* [PROBLEM REQUIREMENTS] Count the lines below that contain the word "this" and give only that number.

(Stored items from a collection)
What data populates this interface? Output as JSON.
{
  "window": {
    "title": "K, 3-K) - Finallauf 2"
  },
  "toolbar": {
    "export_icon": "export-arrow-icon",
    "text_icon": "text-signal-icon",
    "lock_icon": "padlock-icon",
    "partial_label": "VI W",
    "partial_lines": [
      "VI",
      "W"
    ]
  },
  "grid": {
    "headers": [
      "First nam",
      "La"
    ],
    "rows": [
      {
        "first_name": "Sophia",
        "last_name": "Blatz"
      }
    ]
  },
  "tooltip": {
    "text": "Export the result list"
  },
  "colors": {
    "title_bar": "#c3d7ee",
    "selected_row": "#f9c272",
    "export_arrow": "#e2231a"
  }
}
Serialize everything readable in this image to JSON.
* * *
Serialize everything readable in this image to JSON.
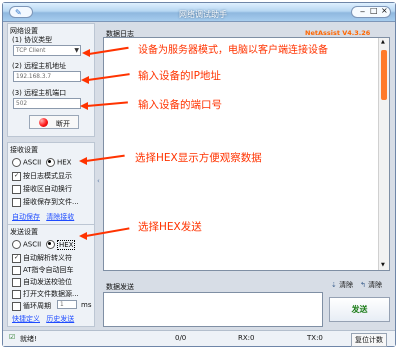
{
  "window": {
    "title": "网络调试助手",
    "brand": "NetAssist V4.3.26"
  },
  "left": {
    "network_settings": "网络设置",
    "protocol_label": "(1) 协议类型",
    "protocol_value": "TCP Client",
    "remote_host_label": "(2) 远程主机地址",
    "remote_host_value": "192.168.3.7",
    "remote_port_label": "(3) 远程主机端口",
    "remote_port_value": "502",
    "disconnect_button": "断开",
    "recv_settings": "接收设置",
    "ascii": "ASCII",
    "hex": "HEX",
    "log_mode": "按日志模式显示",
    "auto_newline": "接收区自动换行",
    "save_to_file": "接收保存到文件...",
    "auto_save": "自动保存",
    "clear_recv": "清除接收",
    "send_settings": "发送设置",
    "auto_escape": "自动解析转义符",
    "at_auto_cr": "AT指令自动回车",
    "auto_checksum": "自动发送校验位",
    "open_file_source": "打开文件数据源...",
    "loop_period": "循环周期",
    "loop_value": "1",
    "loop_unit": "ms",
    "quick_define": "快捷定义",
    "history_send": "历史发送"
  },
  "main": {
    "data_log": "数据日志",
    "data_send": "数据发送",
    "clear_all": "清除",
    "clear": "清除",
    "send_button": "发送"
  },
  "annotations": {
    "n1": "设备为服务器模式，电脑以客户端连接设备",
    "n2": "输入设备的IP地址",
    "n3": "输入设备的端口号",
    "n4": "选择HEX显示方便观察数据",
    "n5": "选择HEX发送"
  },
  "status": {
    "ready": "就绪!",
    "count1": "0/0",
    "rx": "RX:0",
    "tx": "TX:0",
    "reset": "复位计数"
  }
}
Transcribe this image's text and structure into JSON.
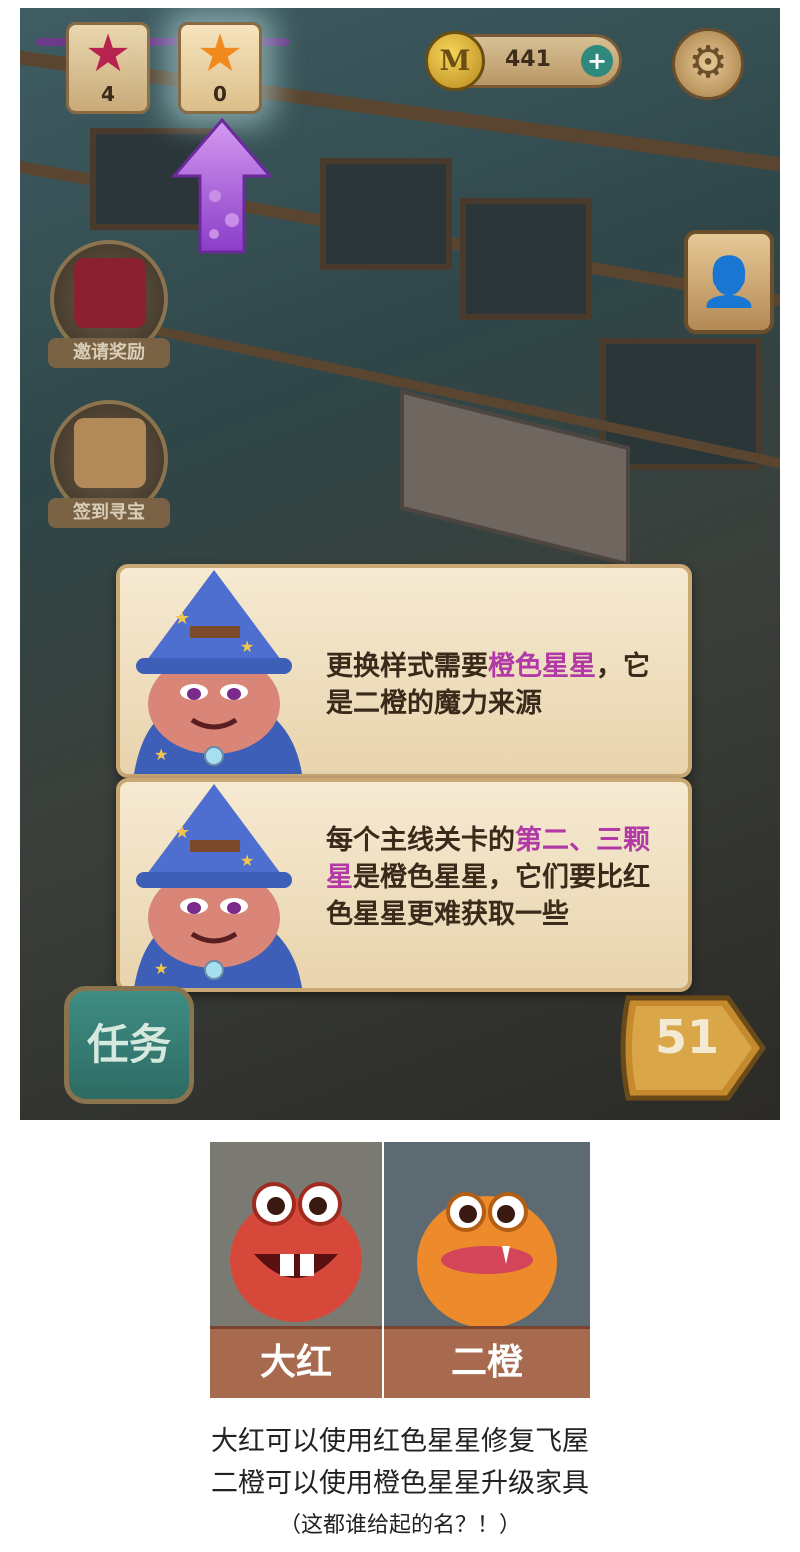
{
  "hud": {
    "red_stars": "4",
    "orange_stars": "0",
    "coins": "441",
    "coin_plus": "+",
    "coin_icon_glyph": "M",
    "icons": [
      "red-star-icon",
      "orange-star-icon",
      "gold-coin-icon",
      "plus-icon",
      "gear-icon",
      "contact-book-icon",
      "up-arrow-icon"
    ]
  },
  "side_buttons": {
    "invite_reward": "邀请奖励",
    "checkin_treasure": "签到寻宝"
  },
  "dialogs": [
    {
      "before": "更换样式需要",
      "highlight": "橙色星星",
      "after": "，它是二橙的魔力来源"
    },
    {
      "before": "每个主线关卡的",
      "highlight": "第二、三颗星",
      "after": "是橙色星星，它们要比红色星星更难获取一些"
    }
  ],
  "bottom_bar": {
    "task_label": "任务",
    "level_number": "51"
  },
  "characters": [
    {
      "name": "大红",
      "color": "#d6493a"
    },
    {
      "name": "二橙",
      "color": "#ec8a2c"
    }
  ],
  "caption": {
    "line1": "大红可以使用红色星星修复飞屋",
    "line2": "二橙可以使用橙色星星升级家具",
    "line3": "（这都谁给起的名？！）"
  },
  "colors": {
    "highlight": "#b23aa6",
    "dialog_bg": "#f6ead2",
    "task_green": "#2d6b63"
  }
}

* [ANSWER BOX] 4